Dr. Robin Dunbar, an evolutionary psychologist at the University of Oxford, came up with a piece of research about the effects of nurturing friendships and social connections on people’s lives. He uncovered the tremendous health benefits of having true and meaningful relationships and, most interestingly, he tried to quantify the average amount of social connections people generally have. Therefore, he revealed what is now called the “Dunbar number”, stating that people generally establish between 100 and 200 social connections (commonly referred to by its average, 150).
Nowadays, roughly 10 years into the social media era, having 100 or 200 connections would categorize us as being socially disconnected or unpopular. What is, then, the magical number? How should we navigate in today’s life without feeling unworthy of attention or unpopular?
These are questions people commonly struggle with for fear of being left out. It is all due to the culture of showing off, to the building of social media personas that don’t have much to do with our real selves, and to the lack of privacy and moderation that social media interactions incur.
- We are encouraged to become friends with people we don’t really know – that poses threats to our well being as well as disconnects us from our true friends by watering down our connections.
- We get worn out – following so many people’s activity on SM as a result of the competition for new connections, gets people exhausted and not very eager to establish connections in real life and be authentic and curious about them.

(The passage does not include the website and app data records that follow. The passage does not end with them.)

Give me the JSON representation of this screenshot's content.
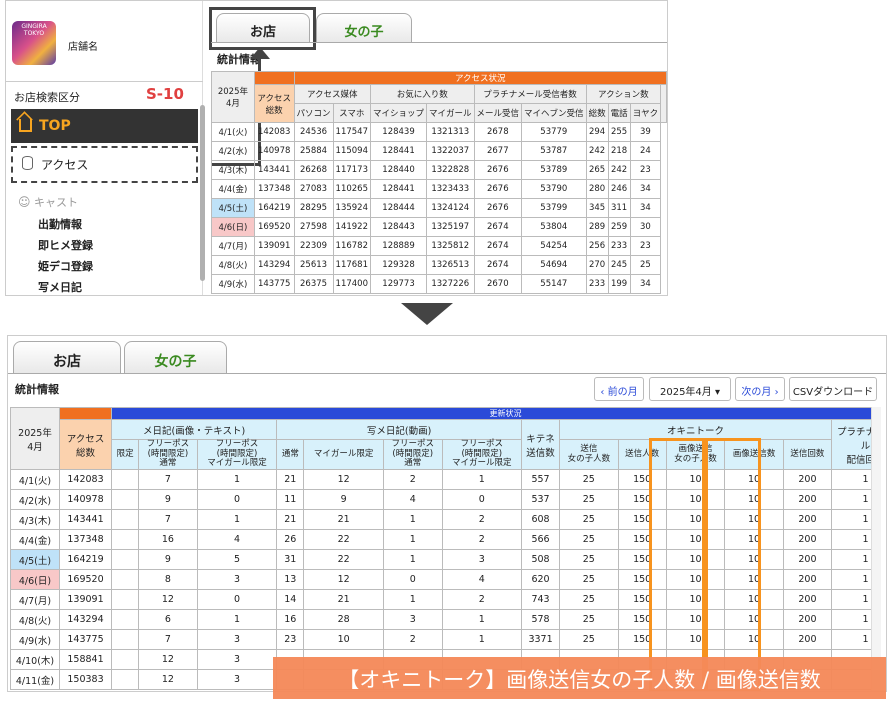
{
  "top": {
    "logo_text": "GINGIRA TOKYO",
    "shop_label": "店舗名",
    "search_label": "お店検索区分",
    "search_code": "S-10",
    "nav_top": "TOP",
    "nav_access": "アクセス",
    "nav_cast": "キャスト",
    "cast_items": [
      "出勤情報",
      "即ヒメ登録",
      "姫デコ登録",
      "写メ日記"
    ],
    "tabs": [
      "お店",
      "女の子"
    ],
    "stats_title": "統計情報",
    "table": {
      "corner": "2025年\n4月",
      "group_header": "アクセス状況",
      "access_total": "アクセス\n総数",
      "groups": [
        "アクセス媒体",
        "お気に入り数",
        "プラチナメール受信者数",
        "アクション数"
      ],
      "subheaders": [
        "パソコン",
        "スマホ",
        "マイショップ",
        "マイガール",
        "メール受信",
        "マイヘブン受信",
        "総数",
        "電話",
        "ヨヤク"
      ],
      "rows": [
        [
          "4/1(火)",
          "142083",
          "24536",
          "117547",
          "128439",
          "1321313",
          "2678",
          "53779",
          "294",
          "255",
          "39"
        ],
        [
          "4/2(水)",
          "140978",
          "25884",
          "115094",
          "128441",
          "1322037",
          "2677",
          "53787",
          "242",
          "218",
          "24"
        ],
        [
          "4/3(木)",
          "143441",
          "26268",
          "117173",
          "128440",
          "1322828",
          "2676",
          "53789",
          "265",
          "242",
          "23"
        ],
        [
          "4/4(金)",
          "137348",
          "27083",
          "110265",
          "128441",
          "1323433",
          "2676",
          "53790",
          "280",
          "246",
          "34"
        ],
        [
          "4/5(土)",
          "164219",
          "28295",
          "135924",
          "128444",
          "1324124",
          "2676",
          "53799",
          "345",
          "311",
          "34"
        ],
        [
          "4/6(日)",
          "169520",
          "27598",
          "141922",
          "128443",
          "1325197",
          "2674",
          "53804",
          "289",
          "259",
          "30"
        ],
        [
          "4/7(月)",
          "139091",
          "22309",
          "116782",
          "128889",
          "1325812",
          "2674",
          "54254",
          "256",
          "233",
          "23"
        ],
        [
          "4/8(火)",
          "143294",
          "25613",
          "117681",
          "129328",
          "1326513",
          "2674",
          "54694",
          "270",
          "245",
          "25"
        ],
        [
          "4/9(水)",
          "143775",
          "26375",
          "117400",
          "129773",
          "1327226",
          "2670",
          "55147",
          "233",
          "199",
          "34"
        ]
      ]
    }
  },
  "bottom": {
    "tabs": [
      "お店",
      "女の子"
    ],
    "stats_title": "統計情報",
    "prev_month": "前の月",
    "month_value": "2025年4月",
    "next_month": "次の月",
    "csv_download": "CSVダウンロード",
    "table": {
      "corner": "2025年\n4月",
      "group_header": "更新状況",
      "access_total": "アクセス\n総数",
      "groups": [
        "メ日記(画像・テキスト)",
        "写メ日記(動画)",
        "キテネ\n送信数",
        "オキニトーク",
        "プラチナメール\n配信回数"
      ],
      "subheaders": [
        "限定",
        "フリーポス\n(時間限定)\n通常",
        "フリーポス\n(時間限定)\nマイガール限定",
        "通常",
        "マイガール限定",
        "フリーポス\n(時間限定)\n通常",
        "フリーポス\n(時間限定)\nマイガール限定",
        "送信\n女の子人数",
        "送信人数",
        "画像送信\n女の子人数",
        "画像送信数",
        "送信回数"
      ],
      "rows": [
        [
          "4/1(火)",
          "142083",
          "",
          "7",
          "1",
          "21",
          "12",
          "2",
          "1",
          "557",
          "25",
          "150",
          "10",
          "10",
          "200",
          "1"
        ],
        [
          "4/2(水)",
          "140978",
          "",
          "9",
          "0",
          "11",
          "9",
          "4",
          "0",
          "537",
          "25",
          "150",
          "10",
          "10",
          "200",
          "1"
        ],
        [
          "4/3(木)",
          "143441",
          "",
          "7",
          "1",
          "21",
          "21",
          "1",
          "2",
          "608",
          "25",
          "150",
          "10",
          "10",
          "200",
          "1"
        ],
        [
          "4/4(金)",
          "137348",
          "",
          "16",
          "4",
          "26",
          "22",
          "1",
          "2",
          "566",
          "25",
          "150",
          "10",
          "10",
          "200",
          "1"
        ],
        [
          "4/5(土)",
          "164219",
          "",
          "9",
          "5",
          "31",
          "22",
          "1",
          "3",
          "508",
          "25",
          "150",
          "10",
          "10",
          "200",
          "1"
        ],
        [
          "4/6(日)",
          "169520",
          "",
          "8",
          "3",
          "13",
          "12",
          "0",
          "4",
          "620",
          "25",
          "150",
          "10",
          "10",
          "200",
          "1"
        ],
        [
          "4/7(月)",
          "139091",
          "",
          "12",
          "0",
          "14",
          "21",
          "1",
          "2",
          "743",
          "25",
          "150",
          "10",
          "10",
          "200",
          "1"
        ],
        [
          "4/8(火)",
          "143294",
          "",
          "6",
          "1",
          "16",
          "28",
          "3",
          "1",
          "578",
          "25",
          "150",
          "10",
          "10",
          "200",
          "1"
        ],
        [
          "4/9(水)",
          "143775",
          "",
          "7",
          "3",
          "23",
          "10",
          "2",
          "1",
          "3371",
          "25",
          "150",
          "10",
          "10",
          "200",
          "1"
        ],
        [
          "4/10(木)",
          "158841",
          "",
          "12",
          "3",
          "",
          "",
          "",
          "",
          "",
          "",
          "",
          "",
          "",
          "",
          ""
        ],
        [
          "4/11(金)",
          "150383",
          "",
          "12",
          "3",
          "",
          "",
          "",
          "",
          "",
          "",
          "",
          "",
          "",
          "",
          ""
        ]
      ]
    }
  },
  "banner": "【オキニトーク】画像送信女の子人数 / 画像送信数",
  "colors": {
    "orange": "#f07020",
    "blue": "#2a4ad8",
    "highlight": "#f7931e",
    "banner": "#f58a5a"
  }
}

- We never feel popular enough – there will always be more popular people out there, and we will always want to acquire more popularity to become like them, which can have us go down into a negative spiral. Back in the day when you didn’t have an exact measure of other people’s popularity or your own, you relied on feelings, sensations, feedback from peers, actual smiles and rejections that helped you alter your behavior and shape your personality in accordance with whom you wanted to become . It is now only likes and shares, that can mean an infinite amount of things.
- Popularity feeds off itself – not many people realize that social media popularity increases in a geometric progression, just like investment money or disease spreading. The more people you have in your network, the more chances of people seeing you and getting connected with you. That is why is far more hard to get your first 100 connections than to get from 3200 to 3300 connections.
- Popularity equals loss of privacy – the loss of privacy is twofold. On one hand, you have to expose yourself by generating interesting content such as photos, videos, text or shared content, and on the other hand, you have to give up on your entry barriers into your online community. The consequence, is getting more and more exposed to people that you know less and less.
- If you want to revert, it can backfire – imagine that you might, one day, want to decrease your network to gain more privacy, or might want to change the nature of your online presence without losing popularity. This is a very risky and complex process, people might get offended with real life consequences, as well as you might get offended or even disappointed or depressed.
- Unless you have a purpose, working up your popularity on Social Media is an utter loss of valuable time – that is probably why SM networks are becoming more and more commercial, because unless you can actually sell your popularity online, trying to be popular is a merely vain and unproductive enterprise.
- We dilute our messages – as a consequence of going over our real life popularity we have to rationalize more our interactions and become less authentic. As a result, we end up diluting our messages, connecting less and shouting more. We start using catchy short sentences with emoticons and question marks instead of real phrases and real dialogues with people.
- We devalue feedback – although is such an important part of life and the sign of true communication and learning, more often than not, when we think only of our SM popularity we deter feedback. Feedback frightens us, eats up our resources, engages us emotionally, detracts us from our path, makes us human. So what do we do? We ignore it, we diminish its importance by aggregating it and turning it into graphs, we take pride in sticking to our plan in spite of criticism and we focus our resources on producing new content instead of reaching out to people, because our purpose is not communication, but popularity.
- A false sense of status – SM popularity can confer a certain degree of social acclaim or fame, but building up one’s status is a complex affair that involves real life interactions, approval of peers, reputation and long term commitments to a cause with outstanding results in the process. And while I am not saying that one excludes the other, falsely taking social media popularity as status could lead the most naive of us spending their valuable resources on a false cause.